While we’ll stick to discussing calling lines here, Matty goes into several ways to deliver positive feedback, including “positive time-outs” and how to honor your players both as individuals and as a team.
A coach should be in tune to how his or her players operate best. You need to take this into account when determining when and how much a particular player plays in a game. Some players are able to sit for 6 or 7 points in a row, then instantly hit game speed when they are called. If you have a player with this quality filling a niche role on the team, it is valuable information to know that you can trust them to be at 100%, even if they have not played in a while.
On the contrary, many players play their best when they are playing consistently. On many teams, the end of the bench players may not see the field until near the end of the game when the outcome has already been decided. If a player sits for an hour and gets cold, they may not be able to play their best. If you redistribute this player’s points throughout the game, rather than loading them all at the end, you can keep that player in a rhythm and maximize their contribution to the team.
In tense situations, almost all coaches tighten their rotations and call stricter lines. However, doing so actually prevents you from getting the most out of your team. Deep teams win the big games late in tournaments, and you cannot be a deep team if you do not develop depth. This does not mean that you have to play rookie lines on universe point, but coaches should recognize high-pressure situations that arise throughout the season as opportunities for players to develop and prepare for big moments later on. If you have not developed all of your players to play under pressure, you will be left with a small pool of players you can call on when it matters most, and you will make it much harder on yourself to win the biggest games.
Matty’s talk is rife with examples of these principles in action, pulled from his lengthy and illustrious coaching career, including lots of ways to give positive feedback that we haven’t discussed here.
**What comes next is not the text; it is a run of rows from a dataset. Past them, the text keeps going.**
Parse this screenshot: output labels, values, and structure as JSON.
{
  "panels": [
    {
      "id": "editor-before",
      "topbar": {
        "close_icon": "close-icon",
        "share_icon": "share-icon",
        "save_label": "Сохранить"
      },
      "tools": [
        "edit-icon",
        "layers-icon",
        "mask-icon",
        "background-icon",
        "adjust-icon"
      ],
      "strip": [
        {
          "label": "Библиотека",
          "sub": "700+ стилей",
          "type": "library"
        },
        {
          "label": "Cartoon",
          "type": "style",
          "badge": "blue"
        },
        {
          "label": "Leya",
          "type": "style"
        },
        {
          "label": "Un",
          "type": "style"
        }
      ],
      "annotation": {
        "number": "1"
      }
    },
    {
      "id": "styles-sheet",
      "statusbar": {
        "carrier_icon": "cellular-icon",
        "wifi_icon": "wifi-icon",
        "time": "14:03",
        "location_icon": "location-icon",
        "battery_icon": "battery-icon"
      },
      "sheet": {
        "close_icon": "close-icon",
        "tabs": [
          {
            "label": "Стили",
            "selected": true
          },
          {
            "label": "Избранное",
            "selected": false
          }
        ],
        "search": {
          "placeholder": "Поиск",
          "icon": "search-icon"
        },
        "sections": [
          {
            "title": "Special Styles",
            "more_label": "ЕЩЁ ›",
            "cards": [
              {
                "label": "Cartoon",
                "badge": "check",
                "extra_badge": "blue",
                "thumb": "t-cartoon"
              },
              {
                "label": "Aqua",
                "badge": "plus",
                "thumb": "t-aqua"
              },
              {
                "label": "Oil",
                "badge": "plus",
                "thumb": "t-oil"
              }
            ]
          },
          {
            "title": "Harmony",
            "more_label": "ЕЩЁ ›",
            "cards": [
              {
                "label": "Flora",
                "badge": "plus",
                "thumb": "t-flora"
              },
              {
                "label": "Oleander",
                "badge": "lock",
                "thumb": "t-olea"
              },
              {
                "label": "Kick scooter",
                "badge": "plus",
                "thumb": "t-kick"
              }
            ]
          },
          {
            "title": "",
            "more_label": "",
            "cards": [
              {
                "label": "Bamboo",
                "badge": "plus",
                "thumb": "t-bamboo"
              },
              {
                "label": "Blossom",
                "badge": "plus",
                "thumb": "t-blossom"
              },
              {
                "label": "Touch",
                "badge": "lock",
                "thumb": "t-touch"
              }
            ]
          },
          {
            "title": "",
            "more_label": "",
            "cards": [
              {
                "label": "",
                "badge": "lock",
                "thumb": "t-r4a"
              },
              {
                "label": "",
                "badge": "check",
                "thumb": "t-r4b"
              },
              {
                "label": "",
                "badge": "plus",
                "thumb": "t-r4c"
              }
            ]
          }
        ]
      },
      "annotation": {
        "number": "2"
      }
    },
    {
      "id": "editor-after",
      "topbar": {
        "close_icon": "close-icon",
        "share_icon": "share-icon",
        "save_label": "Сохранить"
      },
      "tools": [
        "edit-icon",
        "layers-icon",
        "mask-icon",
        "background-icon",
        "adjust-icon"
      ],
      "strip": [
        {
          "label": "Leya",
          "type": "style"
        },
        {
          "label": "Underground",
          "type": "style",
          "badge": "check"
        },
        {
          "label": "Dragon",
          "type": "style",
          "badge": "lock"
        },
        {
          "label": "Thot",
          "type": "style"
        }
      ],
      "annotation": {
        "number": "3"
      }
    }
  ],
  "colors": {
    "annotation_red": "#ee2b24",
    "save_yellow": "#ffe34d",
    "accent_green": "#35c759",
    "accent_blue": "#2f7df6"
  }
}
You can watch the full video in the URCA certification package!
Does your team call lines in the traditional method that Matty argues against? Do you already follow Matty’s advice? Do you do something different entirely? Let us know in the comments!